Flintstone Farmers; the First Inhabitants of Scotland Hunted to Survive but Civilisation Began When They Learned to Produce Their Own Food. A New Discovery Now Shows How It Came About
Byline: by Jim McBeth
HE hacked into the hard earth with a crude implement fashioned from stone. On a desolate hilltop, overlooking what is now Edinburgh, Scotland's first farmer was digging the foundations of the modern world. In his struggle to survive, the Neolithic farmer of Ravelrig had unknowingly started what historians describe as the greatest revolution in human history.
With a stroke of a prehistoric 'spade' he ended the perilous existence of the hunter-gatherer that had endured from the dawn of time.
Over the next 5,000 years, the isolated farms would be transformed from settlements into villages, towns, cities and regions governed by law.
The earliest days of that world were discovered earlier this year when the remains of a roundhouse and farmstead were found during an archaeo-logicaexcavation at a quarry at Ravelrig Hill near Dalmahoy, just outside the capital.
Archaeologists hailed the discovery of one of Scotland's oldest prehistoric buildings as hugely significant.
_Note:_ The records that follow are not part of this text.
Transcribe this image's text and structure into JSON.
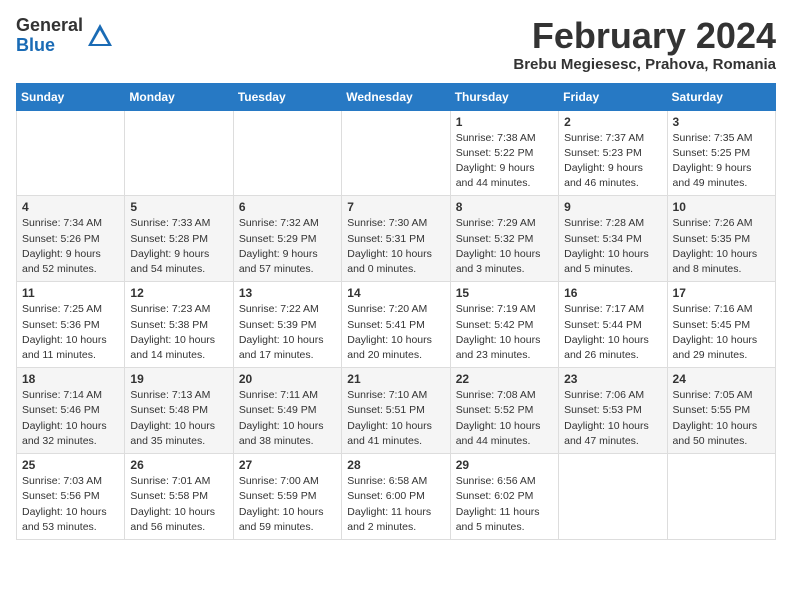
{
  "logo": {
    "general": "General",
    "blue": "Blue"
  },
  "title": {
    "month_year": "February 2024",
    "location": "Brebu Megiesesc, Prahova, Romania"
  },
  "weekdays": [
    "Sunday",
    "Monday",
    "Tuesday",
    "Wednesday",
    "Thursday",
    "Friday",
    "Saturday"
  ],
  "weeks": [
    [
      {
        "day": "",
        "info": ""
      },
      {
        "day": "",
        "info": ""
      },
      {
        "day": "",
        "info": ""
      },
      {
        "day": "",
        "info": ""
      },
      {
        "day": "1",
        "info": "Sunrise: 7:38 AM\nSunset: 5:22 PM\nDaylight: 9 hours and 44 minutes."
      },
      {
        "day": "2",
        "info": "Sunrise: 7:37 AM\nSunset: 5:23 PM\nDaylight: 9 hours and 46 minutes."
      },
      {
        "day": "3",
        "info": "Sunrise: 7:35 AM\nSunset: 5:25 PM\nDaylight: 9 hours and 49 minutes."
      }
    ],
    [
      {
        "day": "4",
        "info": "Sunrise: 7:34 AM\nSunset: 5:26 PM\nDaylight: 9 hours and 52 minutes."
      },
      {
        "day": "5",
        "info": "Sunrise: 7:33 AM\nSunset: 5:28 PM\nDaylight: 9 hours and 54 minutes."
      },
      {
        "day": "6",
        "info": "Sunrise: 7:32 AM\nSunset: 5:29 PM\nDaylight: 9 hours and 57 minutes."
      },
      {
        "day": "7",
        "info": "Sunrise: 7:30 AM\nSunset: 5:31 PM\nDaylight: 10 hours and 0 minutes."
      },
      {
        "day": "8",
        "info": "Sunrise: 7:29 AM\nSunset: 5:32 PM\nDaylight: 10 hours and 3 minutes."
      },
      {
        "day": "9",
        "info": "Sunrise: 7:28 AM\nSunset: 5:34 PM\nDaylight: 10 hours and 5 minutes."
      },
      {
        "day": "10",
        "info": "Sunrise: 7:26 AM\nSunset: 5:35 PM\nDaylight: 10 hours and 8 minutes."
      }
    ],
    [
      {
        "day": "11",
        "info": "Sunrise: 7:25 AM\nSunset: 5:36 PM\nDaylight: 10 hours and 11 minutes."
      },
      {
        "day": "12",
        "info": "Sunrise: 7:23 AM\nSunset: 5:38 PM\nDaylight: 10 hours and 14 minutes."
      },
      {
        "day": "13",
        "info": "Sunrise: 7:22 AM\nSunset: 5:39 PM\nDaylight: 10 hours and 17 minutes."
      },
      {
        "day": "14",
        "info": "Sunrise: 7:20 AM\nSunset: 5:41 PM\nDaylight: 10 hours and 20 minutes."
      },
      {
        "day": "15",
        "info": "Sunrise: 7:19 AM\nSunset: 5:42 PM\nDaylight: 10 hours and 23 minutes."
      },
      {
        "day": "16",
        "info": "Sunrise: 7:17 AM\nSunset: 5:44 PM\nDaylight: 10 hours and 26 minutes."
      },
      {
        "day": "17",
        "info": "Sunrise: 7:16 AM\nSunset: 5:45 PM\nDaylight: 10 hours and 29 minutes."
      }
    ],
    [
      {
        "day": "18",
        "info": "Sunrise: 7:14 AM\nSunset: 5:46 PM\nDaylight: 10 hours and 32 minutes."
      },
      {
        "day": "19",
        "info": "Sunrise: 7:13 AM\nSunset: 5:48 PM\nDaylight: 10 hours and 35 minutes."
      },
      {
        "day": "20",
        "info": "Sunrise: 7:11 AM\nSunset: 5:49 PM\nDaylight: 10 hours and 38 minutes."
      },
      {
        "day": "21",
        "info": "Sunrise: 7:10 AM\nSunset: 5:51 PM\nDaylight: 10 hours and 41 minutes."
      },
      {
        "day": "22",
        "info": "Sunrise: 7:08 AM\nSunset: 5:52 PM\nDaylight: 10 hours and 44 minutes."
      },
      {
        "day": "23",
        "info": "Sunrise: 7:06 AM\nSunset: 5:53 PM\nDaylight: 10 hours and 47 minutes."
      },
      {
        "day": "24",
        "info": "Sunrise: 7:05 AM\nSunset: 5:55 PM\nDaylight: 10 hours and 50 minutes."
      }
    ],
    [
      {
        "day": "25",
        "info": "Sunrise: 7:03 AM\nSunset: 5:56 PM\nDaylight: 10 hours and 53 minutes."
      },
      {
        "day": "26",
        "info": "Sunrise: 7:01 AM\nSunset: 5:58 PM\nDaylight: 10 hours and 56 minutes."
      },
      {
        "day": "27",
        "info": "Sunrise: 7:00 AM\nSunset: 5:59 PM\nDaylight: 10 hours and 59 minutes."
      },
      {
        "day": "28",
        "info": "Sunrise: 6:58 AM\nSunset: 6:00 PM\nDaylight: 11 hours and 2 minutes."
      },
      {
        "day": "29",
        "info": "Sunrise: 6:56 AM\nSunset: 6:02 PM\nDaylight: 11 hours and 5 minutes."
      },
      {
        "day": "",
        "info": ""
      },
      {
        "day": "",
        "info": ""
      }
    ]
  ]
}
The hilltop farm dates from the same period as Skara Brae on Orkney, regarded as Scotland's finest Neolithic site. It also indicates that the first mainland farmers were producing food rather than hunting for it.
John Lawson, Edinburgh's city archaeologist, says: 'The farmstead would be recognisable to us as a farm. The animals would be the same, although they would look different. Cattle would be dark and smaller with long horns.
Pigs would have looked more like boar, squat and hairy rather than pink. And the sheep would look similar to an ancient breed, such as Soay.'
The late Stone Age is a largely unknown chapter in prehistory but it was arguably the most defining period of human history.
Steve Driscoll, Professor of Archaeology at Glasgow University, says: 'It represents a social and technological transformation - the template for the way we live today.'
The hunter-gatherer way of life had endured from the beginning of history. Life was an uncertain and perilous nomadic existence of 'following' food over large distances.
Every day, 'family' units of 20 or 30 people would trap and kill wild animals and collect nuts and berries. If they were fortunate and food was abundant, they survived. If not, they starved and died.
Hunter-gatherers were highly mobile but it was an existence without stability, as they were affected by the vagaries of the weather and animal migration.
There was no time for anything other than finding food, warmth and shelter.
But when the first farmers appeared around 4,000BC, the advance signalled a new age. Rudimentary agriculture and a knowledge of docile animals arrived in Scotland with immigrants from Europe.
At first the Neolithic farmers would exist alongside the hunter-gatherers but the advantages of a sedentary lifestyle eventually rendered the nomadic existence obsolete.
EARLY inhabitants of Scotland built permanent settlements and, by using fire and more advanced tools such as stone axes, began the deforestation of land for crop planting.
Instead of travelling over vast tracts of land, groups could live in the same place for most of the year. They began to tend biddable animals.
It also became apparent that they could cultivate grasses such as oats, wheat and barley which would nourish larger groups of people and allow surplus food to be preserved for leaner times.
Technological man had arrived. But the shift from hunter-gatherer to a more sedentary lifestyle did not take place overnight and initially it was an inferior lifestyle.
Hunter-gatherers had a more balanced diet because they ate a wider variety of foods. The new farmers were more vulnerable to attack. But the turning point was that the settled lifestyle led to a prehistoric population 'explosion', which produced more people to work the land - and defend it. …